Unique churches and historical landmarks mix with forests, mountains, and beaches
Occupying the southeastern portion of Panay Island in the Western Visayas Region is the province of Iloilo.
Iloilo is known for its rich historical sites, numerous natural attractions, and colorful festivals. There are a number of beautiful churches scattered throughout the province, as well as beaches, coves, and mountains.
- In 1212, ten Bornean datus bought Panay Island from Negrito Chief Marikudo for a golden salakot (hat) and a golden necklace.
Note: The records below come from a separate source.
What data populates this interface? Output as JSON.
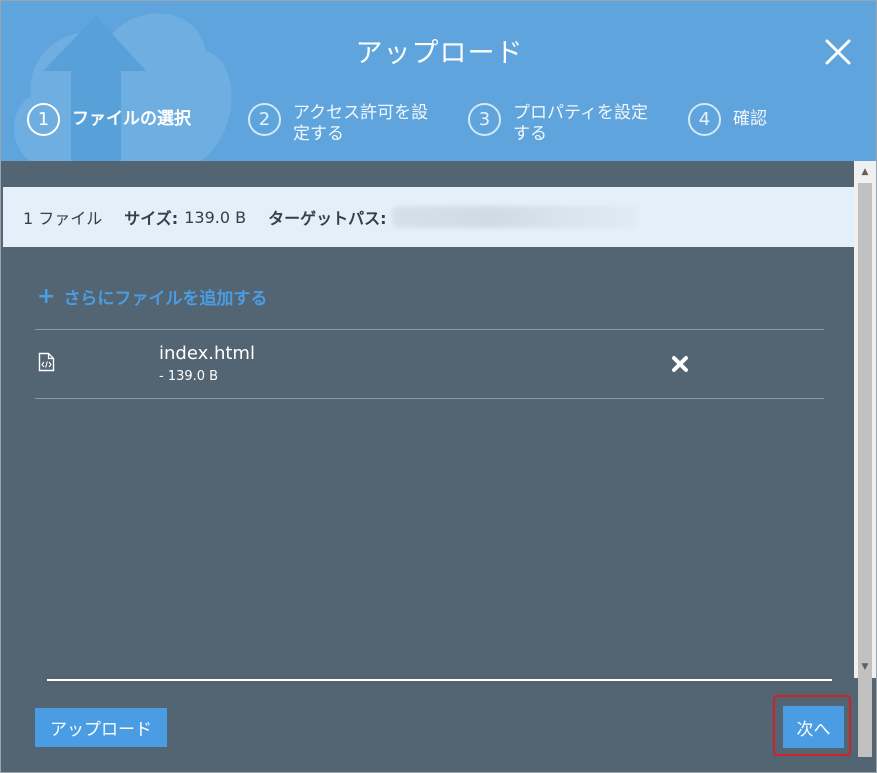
{
  "dialog": {
    "title": "アップロード"
  },
  "steps": [
    {
      "number": "1",
      "label": "ファイルの選択",
      "active": true
    },
    {
      "number": "2",
      "label": "アクセス許可を設定する",
      "active": false
    },
    {
      "number": "3",
      "label": "プロパティを設定する",
      "active": false
    },
    {
      "number": "4",
      "label": "確認",
      "active": false
    }
  ],
  "summary": {
    "file_count": "1 ファイル",
    "size_label": "サイズ:",
    "size_value": "139.0 B",
    "target_path_label": "ターゲットパス:"
  },
  "add_more": {
    "label": "さらにファイルを追加する"
  },
  "files": [
    {
      "name": "index.html",
      "size": "- 139.0 B"
    }
  ],
  "footer": {
    "upload_label": "アップロード",
    "next_label": "次へ"
  },
  "colors": {
    "header": "#5fa4dc",
    "body": "#536473",
    "accent": "#4a9de3",
    "highlight": "#d21f2a"
  },
  "icons": {
    "close": "close-icon",
    "file": "code-file-icon",
    "remove": "remove-icon",
    "add": "plus-icon"
  }
}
One of the ten datus, Datu Paiburong, was given the territory that is now known as Iloilo.
- The Spaniards, led by Miguel Lopez de Legaspi, came to Panay in 1566 and established a settlement in Ogtong, which is now Oton, Iloilo. The seat of Spanish power was in La Villa de Arevalo, but because Moro pirates would often raid the area, the Spaniards moved to the village of Irong-Irong (now Iloilo City) and built Fort San Pedro.
- The capital city of Iloilo became a chartered city on the 25th of August, 1937.
There is no lack of places of interest for any kind of traveler in Iloilo.
- Mountaineers, spelunkers, and other adventure seekers can explore caves and climb mountains such as Mt. Napulak or Mt. Manaphag.
- Beach bums can enjoy swimming and sunbathing along the white sand beach on Sicogon Island, or the romantic beach on Danao-Danao and Basiao Island.
- History buffs will enjoy visiting all the notable churches and historical sites, such as the Miag-ao Church and Fort San Pedro.
Getting There and Away
- Iloilo Airport is located between Sta. Barbara and Cabatuan. Philippine Airlines, Zest Air, and Cebu Pacific have daily Iloilo flights to and from Manila and Cebu, while Air Philippines has daily flights to and from Cebu.
- Boats and car ferries can take visitors to Iloilo via Negros Navigation, Sulpicio Lines, Trans-Asia Shipping Lines, Superferry, and FF Cruz Shipping.